By Tracy Severson, R.D., L.D.
With the growing popularity of all things gluten-free, are you wondering if this diet might be right for you? I’m frequently asked by patients if a gluten-free diet will help with weight loss, digestive issues, or other ailments. Unless you have a gluten allergy or intolerance, the simple answer is no.
Gluten is a protein found in certain grains — wheat, barley, and rye. People following a gluten-free diet avoid all products that contain these grains; other foods such as fruits, vegetables, meats, dairy, eggs, legumes, nuts, and gluten-free grains such as rice and quinoa are allowed. People who require a gluten-free diet are those with celiac disease and those with a gluten-sensitivity or intolerance.

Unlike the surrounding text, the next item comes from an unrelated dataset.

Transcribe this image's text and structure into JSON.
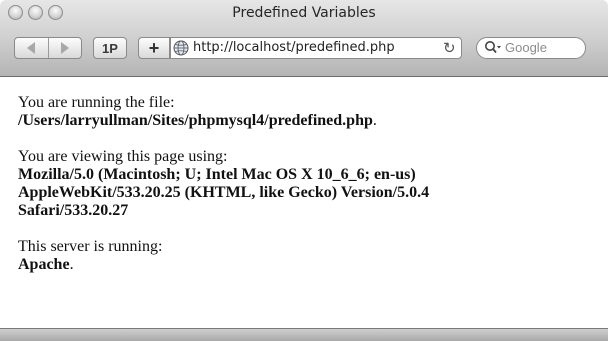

When people with celiac disease eat even a small amount of a food with gluten in it, they can develop abdominal pain, diarrhea, damage to their intestinal lining, weight loss, and eventually vitamin and mineral deficiencies. The only treatment for celiac disease is following a strict gluten-free diet. People who are gluten intolerant but do not have celiac disease also find relief from various digestive issues by following a gluten-free diet.
For the majority of people, however, gluten is not unhealthy or harmful. If you aren’t allergic or sensitive to gluten, removing it from your diet will not help you lose weight or make you feel better. Choosing a variety of whole grain foods such as whole wheat bread and pasta, barley, oats, brown rice, and quinoa is still recommended as part of a healthy diet. Many people may initially feel better after starting a gluten-free diet, but this is more often due to the person eliminating processed foods and paying closer attention to their overall diet while making this change. They may even lose weight initially since they have eliminated many foods from their diets, but this is typically short-lived.
Gluten-free diets are currently very trendy, with a number of products being promoted as “healthy” simply because they don’t contain gluten. However, common-sense advice still holds true — choose minimally-processed whole foods whenever possible, such as whole grains, fruits, vegetables, and lean proteins. Gluten-free cupcakes are still just cupcakes, not health food. Stick to a well-balanced diet, watch your portions, and get regular physical activity. Not the trendiest advice, but it is the most trusted.
If you are having digestive issues or are concerned you may have celiac disease, see your primary care provider to be tested. Keep in mind that you need to be eating gluten regularly for four weeks prior to being tested for celiac in order to get an accurate result. You can also ask to see a registered dietitian to evaluate your diet and symptoms. For more gluten-free resources, contact the OHSU Nutrition Clinic or visit celiac.org.
Tracy Severson is an outpatient clinical dietitian at OHSU. She earned Bachelor’s degrees in Nutritional Sciences and Sociology from the University of Arizona and completed her training to become a Registered Dietitian (R.D.) at the University Medical Center in Tucson, Arizona. Since becoming an R.D., she has also completed a Certificate of Training in Adult Weight Management.
Tracy moved to Portland from Tucson in 2010, and has worked at OHSU since 2011. She works with the OHSU Surgical Weight Reduction clinic and Cardiac Rehab program, and also provides medical nutrition therapy for General Adult Outpatient Clinics at OHSU.